* [Entries from a dataset of interfaces]:
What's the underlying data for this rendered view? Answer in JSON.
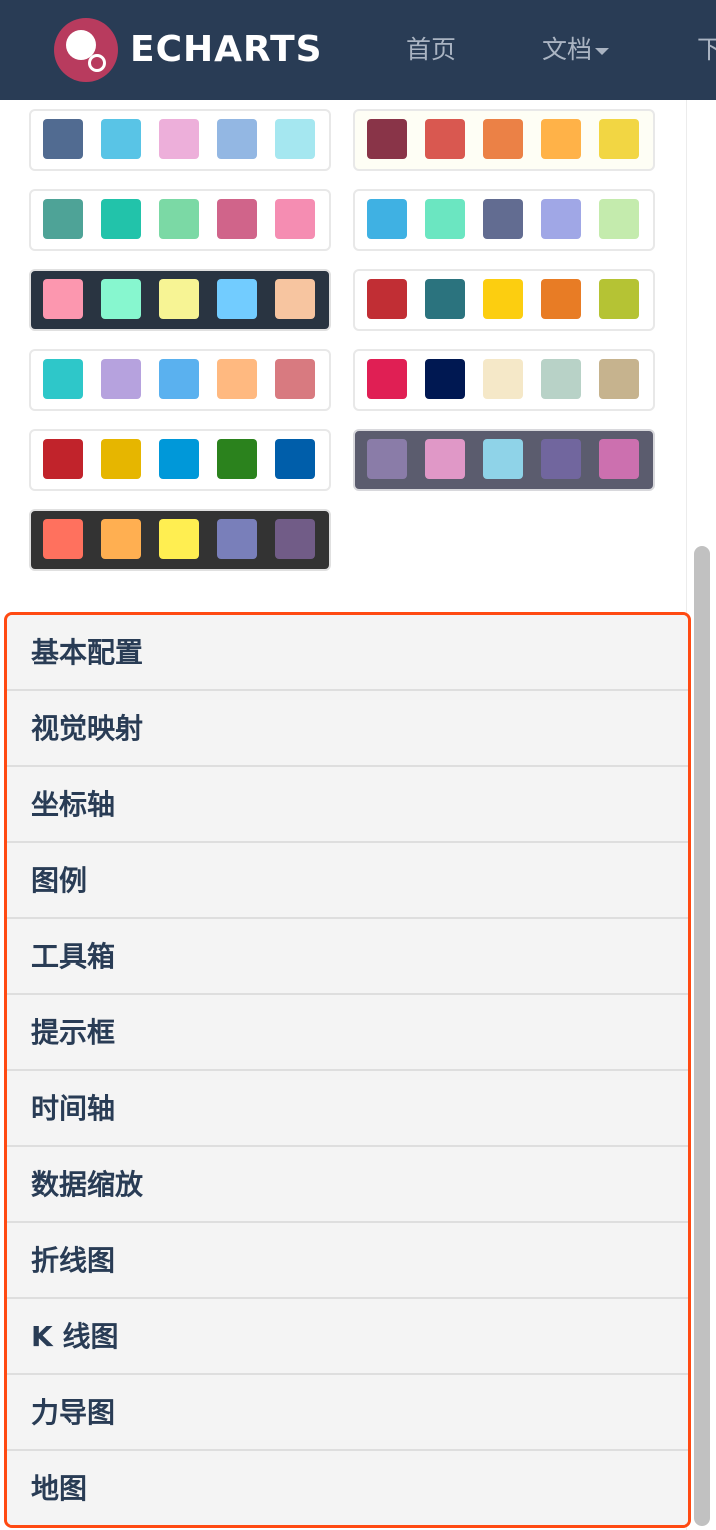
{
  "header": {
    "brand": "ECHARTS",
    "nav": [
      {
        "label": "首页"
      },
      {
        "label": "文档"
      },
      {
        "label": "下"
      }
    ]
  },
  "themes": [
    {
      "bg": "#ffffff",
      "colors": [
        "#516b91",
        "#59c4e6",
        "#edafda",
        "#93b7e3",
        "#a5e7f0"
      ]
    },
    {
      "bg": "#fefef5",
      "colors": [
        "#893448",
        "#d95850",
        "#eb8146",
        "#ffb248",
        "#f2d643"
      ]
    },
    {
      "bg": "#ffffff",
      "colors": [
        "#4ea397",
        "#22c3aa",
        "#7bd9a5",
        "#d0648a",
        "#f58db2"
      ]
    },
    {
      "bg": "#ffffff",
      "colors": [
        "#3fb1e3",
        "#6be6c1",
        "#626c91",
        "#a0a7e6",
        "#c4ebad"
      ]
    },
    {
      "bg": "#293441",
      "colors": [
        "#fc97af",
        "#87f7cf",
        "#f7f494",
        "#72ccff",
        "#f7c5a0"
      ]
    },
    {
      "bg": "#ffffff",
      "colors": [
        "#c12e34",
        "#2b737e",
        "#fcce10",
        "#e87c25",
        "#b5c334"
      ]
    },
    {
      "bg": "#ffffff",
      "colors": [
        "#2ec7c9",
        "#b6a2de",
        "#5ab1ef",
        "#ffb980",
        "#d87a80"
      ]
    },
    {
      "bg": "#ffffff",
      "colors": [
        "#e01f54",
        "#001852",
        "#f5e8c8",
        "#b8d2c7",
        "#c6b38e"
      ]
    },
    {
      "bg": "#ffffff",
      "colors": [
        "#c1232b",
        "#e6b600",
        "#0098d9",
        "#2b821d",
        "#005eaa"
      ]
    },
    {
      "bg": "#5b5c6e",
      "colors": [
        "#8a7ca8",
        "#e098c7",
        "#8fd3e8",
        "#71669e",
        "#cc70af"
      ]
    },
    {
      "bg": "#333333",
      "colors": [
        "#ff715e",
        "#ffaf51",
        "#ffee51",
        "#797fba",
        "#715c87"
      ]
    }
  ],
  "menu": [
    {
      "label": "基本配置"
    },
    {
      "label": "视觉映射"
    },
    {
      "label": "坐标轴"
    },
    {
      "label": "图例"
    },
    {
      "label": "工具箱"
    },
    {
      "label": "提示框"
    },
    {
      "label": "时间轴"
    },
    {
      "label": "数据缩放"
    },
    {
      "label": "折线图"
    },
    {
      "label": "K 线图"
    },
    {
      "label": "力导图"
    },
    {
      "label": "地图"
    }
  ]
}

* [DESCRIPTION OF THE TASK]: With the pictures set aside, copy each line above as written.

* [WRITTEN REPLY]:
What's the underlying data for this rendered view? Answer in JSON.
{
  "header": {
    "brand": "ECHARTS",
    "nav": [
      {
        "label": "首页"
      },
      {
        "label": "文档"
      },
      {
        "label": "下"
      }
    ]
  },
  "themes": [
    {
      "bg": "#ffffff",
      "colors": [
        "#516b91",
        "#59c4e6",
        "#edafda",
        "#93b7e3",
        "#a5e7f0"
      ]
    },
    {
      "bg": "#fefef5",
      "colors": [
        "#893448",
        "#d95850",
        "#eb8146",
        "#ffb248",
        "#f2d643"
      ]
    },
    {
      "bg": "#ffffff",
      "colors": [
        "#4ea397",
        "#22c3aa",
        "#7bd9a5",
        "#d0648a",
        "#f58db2"
      ]
    },
    {
      "bg": "#ffffff",
      "colors": [
        "#3fb1e3",
        "#6be6c1",
        "#626c91",
        "#a0a7e6",
        "#c4ebad"
      ]
    },
    {
      "bg": "#293441",
      "colors": [
        "#fc97af",
        "#87f7cf",
        "#f7f494",
        "#72ccff",
        "#f7c5a0"
      ]
    },
    {
      "bg": "#ffffff",
      "colors": [
        "#c12e34",
        "#2b737e",
        "#fcce10",
        "#e87c25",
        "#b5c334"
      ]
    },
    {
      "bg": "#ffffff",
      "colors": [
        "#2ec7c9",
        "#b6a2de",
        "#5ab1ef",
        "#ffb980",
        "#d87a80"
      ]
    },
    {
      "bg": "#ffffff",
      "colors": [
        "#e01f54",
        "#001852",
        "#f5e8c8",
        "#b8d2c7",
        "#c6b38e"
      ]
    },
    {
      "bg": "#ffffff",
      "colors": [
        "#c1232b",
        "#e6b600",
        "#0098d9",
        "#2b821d",
        "#005eaa"
      ]
    },
    {
      "bg": "#5b5c6e",
      "colors": [
        "#8a7ca8",
        "#e098c7",
        "#8fd3e8",
        "#71669e",
        "#cc70af"
      ]
    },
    {
      "bg": "#333333",
      "colors": [
        "#ff715e",
        "#ffaf51",
        "#ffee51",
        "#797fba",
        "#715c87"
      ]
    }
  ],
  "menu": [
    {
      "label": "基本配置"
    },
    {
      "label": "视觉映射"
    },
    {
      "label": "坐标轴"
    },
    {
      "label": "图例"
    },
    {
      "label": "工具箱"
    },
    {
      "label": "提示框"
    },
    {
      "label": "时间轴"
    },
    {
      "label": "数据缩放"
    },
    {
      "label": "折线图"
    },
    {
      "label": "K 线图"
    },
    {
      "label": "力导图"
    },
    {
      "label": "地图"
    }
  ]
}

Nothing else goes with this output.